A woman who lost her mother and sister to terminal brain tumours has told how her nephew has been diagnosed with one too - in one-in-a-billion odds.
Claire Cordiner, 54, saw her mother Margaret O’Kane, 66, and sister Angie Jones, 36, died just one year apart - between 2008 and 2009.
They had both been diagnosed with glioblastoma - a type of brain tumour with a survival rate of less than 10 per cent.
In June 2022, Claire’s nephew, Max, 18, was diagnosed with the same brain tumour after suffering sickness and leg pain.
After undergoing an operation to remove the tumour at the Queen Elizabeth University Hospital in Glasgow, Scotland, Max is now on end-of-life care at the Kilbryde Hospice.
Claire, a residential care officer from Edinburgh, Scotland, said: “Brain tumours have absolutely devastated our family.
“They are so unpredictable and can affect anyone at any age.
“I felt totally helpless not being able to do anything for mum and Angie, and I feel helpless now for my nephew, Max.”

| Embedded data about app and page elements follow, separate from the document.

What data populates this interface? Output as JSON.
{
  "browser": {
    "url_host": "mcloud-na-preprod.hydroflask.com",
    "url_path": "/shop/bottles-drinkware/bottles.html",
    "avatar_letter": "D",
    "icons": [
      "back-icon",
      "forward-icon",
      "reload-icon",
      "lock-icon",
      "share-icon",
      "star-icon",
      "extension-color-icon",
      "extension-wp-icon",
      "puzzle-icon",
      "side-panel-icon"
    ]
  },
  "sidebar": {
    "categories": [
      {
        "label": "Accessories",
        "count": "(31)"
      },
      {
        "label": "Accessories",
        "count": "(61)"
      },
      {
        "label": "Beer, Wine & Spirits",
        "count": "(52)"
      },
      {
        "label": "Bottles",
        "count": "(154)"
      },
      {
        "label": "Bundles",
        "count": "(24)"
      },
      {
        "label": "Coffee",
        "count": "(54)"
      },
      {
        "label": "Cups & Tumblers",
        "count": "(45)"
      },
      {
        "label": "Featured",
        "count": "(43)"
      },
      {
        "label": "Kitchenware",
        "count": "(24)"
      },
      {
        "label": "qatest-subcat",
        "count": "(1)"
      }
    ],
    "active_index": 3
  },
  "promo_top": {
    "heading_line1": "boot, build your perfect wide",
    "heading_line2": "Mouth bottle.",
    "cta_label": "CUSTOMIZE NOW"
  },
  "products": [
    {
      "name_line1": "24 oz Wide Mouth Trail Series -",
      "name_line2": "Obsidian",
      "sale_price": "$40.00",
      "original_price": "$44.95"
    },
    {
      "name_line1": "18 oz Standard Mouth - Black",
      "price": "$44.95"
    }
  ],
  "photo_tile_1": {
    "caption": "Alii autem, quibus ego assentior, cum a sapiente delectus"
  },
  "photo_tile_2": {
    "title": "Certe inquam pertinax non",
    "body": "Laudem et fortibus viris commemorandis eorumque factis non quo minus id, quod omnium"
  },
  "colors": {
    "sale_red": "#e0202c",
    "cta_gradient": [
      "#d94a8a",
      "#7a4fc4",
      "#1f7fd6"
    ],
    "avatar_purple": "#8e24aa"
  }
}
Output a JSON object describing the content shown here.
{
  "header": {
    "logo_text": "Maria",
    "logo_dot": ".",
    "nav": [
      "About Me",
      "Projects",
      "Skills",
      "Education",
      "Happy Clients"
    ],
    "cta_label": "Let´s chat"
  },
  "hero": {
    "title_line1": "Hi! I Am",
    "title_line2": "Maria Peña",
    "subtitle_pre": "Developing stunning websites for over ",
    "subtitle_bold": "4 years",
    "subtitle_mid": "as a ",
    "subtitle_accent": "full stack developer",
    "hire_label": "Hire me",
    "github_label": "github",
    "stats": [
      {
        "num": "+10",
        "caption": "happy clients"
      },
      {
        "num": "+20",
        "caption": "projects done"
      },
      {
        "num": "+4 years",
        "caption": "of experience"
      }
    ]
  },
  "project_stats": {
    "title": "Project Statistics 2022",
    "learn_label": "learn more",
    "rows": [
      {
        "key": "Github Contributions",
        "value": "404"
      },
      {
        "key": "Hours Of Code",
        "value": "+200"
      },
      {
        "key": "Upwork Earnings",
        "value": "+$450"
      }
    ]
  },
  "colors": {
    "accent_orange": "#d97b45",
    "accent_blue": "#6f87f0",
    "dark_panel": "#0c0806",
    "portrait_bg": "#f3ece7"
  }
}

In 2004, Claire’s sister Angie had started experiencing pains in her legs - as well as “jerking movements” in her arms.
She went to her GP, who then referred her to University Hospital Hairmyres, East Kilbride, Scotland, for an MRI scan.
A tumour was discovered on her brain, and, after initially refusing treatment, she began a course of radiotherapy and chemotherapy.
Claire said: “I was really upset but Angie remained upbeat.
“She initially refused treatment because she was trying for a second child.
“But when she was unable to become pregnant, she began chemotherapy and radiotherapy at the Beatson West of Scotland Cancer Centre in Glasgow.”
After five years of treatment, Angie was told in November 2009 that “nothing more” could be done for her - and a month later, she died at home.
In November 2007, while Angie was undergoing treatment for her own brain tumour, her mother, Margaret, was also diagnosed with glioblastoma.
Thinking she’d suffered a mini-stroke due to speech problems, an MRI revealed she actually had two tumours on her brain.
Surgery to remove the tumour proved unsuccessful, and she was too ill to receive more than one week of radiotherapy.
She died in October 2008 - almost a year after her diagnosis.
Devastatingly, in June 2022, Claire’s nephew, Max, was told he has the same brain tumour.
After undergoing an operation to remove the tumour at the Queen Elizabeth University Hospital in Glasgow, Scotland, he is now on end-of-life care.
Claire said: “Max was a healthy young man so it was totally unexpected.
“He had five weeks of chemotherapy and radiotherapy which was quite intense.
“He was doing OK for a while but he ended up back in hospital in January 2023.
“Two more tumours were found, one on his brain and one on his spine, so the treatment obviously wasn’t working.”
Claire has been organising fundraisers for Brain Tumour Research since 2016, and has managed to raise £4,000 through sponsored activities like Wear A Hat Day - in which people post selfies wearing silly hats - and shaving her hair off.
Dr. Karen Noble, Director of Research, Policy, and Innovation at Brain Tumour Research, said: “To have three generations of one family diagnosed with the same deadly brain tumour is extremely rare; less than a one in a billion chance.
“We occasionally hear of instances where siblings are diagnosed, but this is the first case of its kind we at the charity Brain Tumour Research have been made aware of.
“Currently there is little evidence these tumours are hereditary, but evidently more research is desperately needed.
“Claire’s story is devastating and defies belief. The pain that brain tumours have caused her family is unimaginable and we’re so grateful to Claire for sharing her story with us.
“Brain tumours kill more children and adults under the age of 40 than any other cancer yet, historically just 1 percent of the national spend on cancer research has been allocated to this devastating disease.
“It is only with the support of people like Claire, who is taking part in in Wear A Hat Day, that we’re able to progress our research into brain tumours and improve the outcome for patients like Margaret, Angie and Max who are forced to fight this awful disease.”